The F-16Vs ordered by Taiwan in 2019, which have not yet been delivered, come with enhanced avionics, missiles and radar systems to counter PLA fighter jets, J-20 stealth aircraft and J-16s, which regularly cross into Taiwan’s air defense identification zone.
Another example is the U.S.-made FGM-148 Javelin missile, which Taiwan sought to boost its defense capabilities.
As one of the world's premier portable anti-tank missile systems, the Javelin’s warhead is capable of destroying modern tanks by striking them from above, where the tanks’ armor is weakest. The U.S. approved the sale of 200 Javelin to Taiwan, to be delivered between 2023 and 2024.
Also in 2019, Taiwan purchased 108 M1A2T Abrams tanks from the U.S. The M1 Abrams tanks, which the U.S. began deploying in the 1980s, repeatedly proved their reliability and effectiveness in the Persian Gulf War and the wars in Iraq and Afghanistan, among other conflicts.
Other countries, including Kuwait, Saudi Arabia, Egypt and Australia, also use Abrams tanks.
The MIA2 comes with improved capabilities, including thermal sights, and can shoot two targets simultaneously.
Therefore, the U.S. has provided Taiwan with top-of-the-line weapons.
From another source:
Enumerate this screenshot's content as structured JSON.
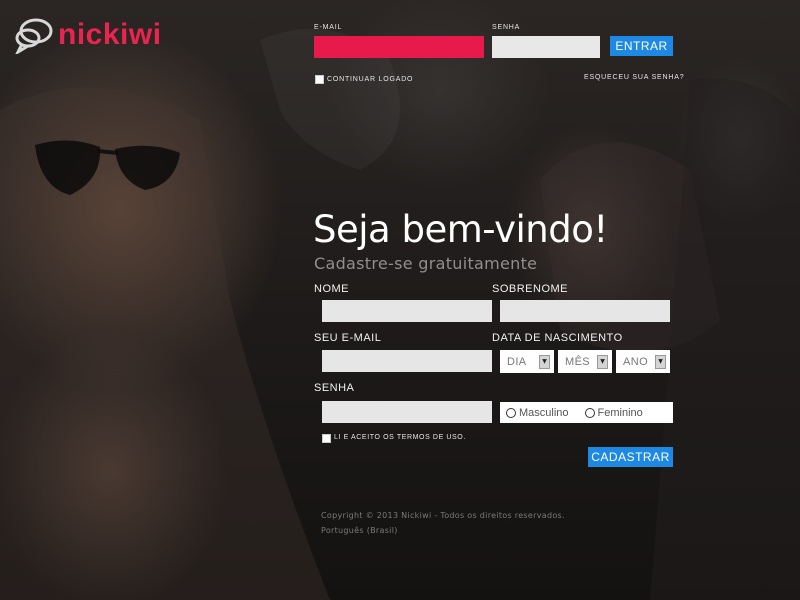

CSIS’s Cancian noted that Taiwan tends to hold onto systems for a long time, making some of its systems, particularly in the island’s army, outdated.
Are the weapons overpriced?
Global Times also claimed that the U.S. weapons sold to Taiwan are overpriced.
Virtually all U.S. systems are more expensive than comparable systems produced by other countries, including China. According to Cancian, this “partly reflects higher U.S. labor costs, but partly also reflects the more advanced technology and greater capability of U.S. systems.”
Lee Hsi-Min, the former chief of staff of the Taiwanese armed forces who now is a senior fellow at the Project 2049 Institute, a think tank in Arlington, Virginia, told Polygraph.info that the Foreign Military Sales (FMS) system through which Taiwan obtains most of its U.S.-made weapons treats all foreign customer countries the same, including pricing.
An FMS program, he said, is comprised of subsystems, spare parts, logistical support and training, among other factors that make direct price comparisons difficult.
At the same time, many factors can affect the cost of a particular weapon at a particular time, including production line availability and the ability of a producer to offer discounts on the weapon if it is being sold to more than one customer.
“Such variations in costs affect all FMS customer countries, including Taiwan,” Lee said. “Therefore, the U.S. weapons sold to Taiwan are not overpriced.”
The latest $345 million in military aid to Taiwan is part of a drawdown from existing U.S. weapons stocks, meaning Taiwan is essentially getting the weapons for free.